With a Description of the Moon
Quick! Pick a card, any card.
Now think of a number between 1 and 10.
Next think of a colour.
And a vegetable.
Got them all?
Carrot, red, 7 and either the Ace of Spades or the Queen of Hearts, failing that something with a 3 or a 7 in it (almost definitely not the Nine of Clubs).
If any or all of your answers match these then you have just fallen prey to cognitive bias. It’s a funny little quirk of human nature that has long been taken advantage of by street magicians. Our brains collectively tend to follow similar pathways and for some reason these are the answers that those pathways most often lead us to. I’m not sure why this is but Derren Brown would probably know.
Not everyone will come up with these answers but if you ask enough people you will start to see a definite trend.
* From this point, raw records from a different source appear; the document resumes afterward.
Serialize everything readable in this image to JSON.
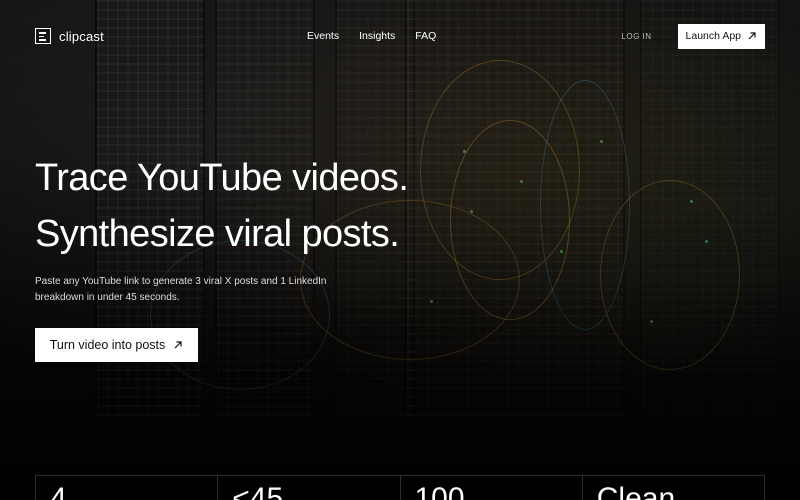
{
  "brand": {
    "name": "clipcast"
  },
  "nav": {
    "items": [
      "Events",
      "Insights",
      "FAQ"
    ]
  },
  "auth": {
    "login_label": "LOG IN",
    "launch_label": "Launch App"
  },
  "hero": {
    "line1": "Trace YouTube videos.",
    "line2": "Synthesize viral posts.",
    "subtitle": "Paste any YouTube link to generate 3 viral X posts and 1 LinkedIn breakdown in under 45 seconds.",
    "cta_label": "Turn video into posts"
  },
  "stats": {
    "values": [
      "4",
      "<45",
      "100",
      "Clean"
    ]
  },
  "colors": {
    "background": "#0b0b0b",
    "button_bg": "#ffffff",
    "button_text": "#111111"
  },
  "icons": {
    "logo": "document-lines-icon",
    "arrow": "arrow-up-right-icon"
  }
}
Incidentally, I have noticed a similarly hard to explain and seemingly random trend in how new writers choose to start their novels. I can’t explain this one either (maybe even Derren would fail to) but after some time of reading the opening lines of submissions I found myself thinking, “wow, people really like the moon, don’t they?”
And they do.
Once I had noticed this particular submission phenomenon the moon suddenly seemed to be everywhere I looked in opening paragraphs and spooky prologues. It makes a certain amount of sense, granted. Mentioning the moon in your opening line immediately lets your reader know that it is night-time, which is useful. I suppose it also creates a certain gothic atmosphere or maybe suggests that something clandestine might be happening but overall I can’t quite fathom why it pops up so very often as an opening image.
But it does.
It’s not even as if new writers are emanating a popular narrative technique in this case, not as far as I can tell. I personally couldn’t think of any examples of this one from well-known novels. Can you think of one? There must be at least one published novel that begins by describing the moon.
Because there are definitely a lot of unpublished novels that start that way.
There’s nothing wrong with it at all, just as there is nothing amiss if you immediately visualised 7 red carrots sitting on the Ace of Spades. It’s just not original. Oddly.
So, in the interest of standing out from the crowd avoid describing the moon in your opening line. And maybe next time go with aubergine.
By Vicki Le Feuvre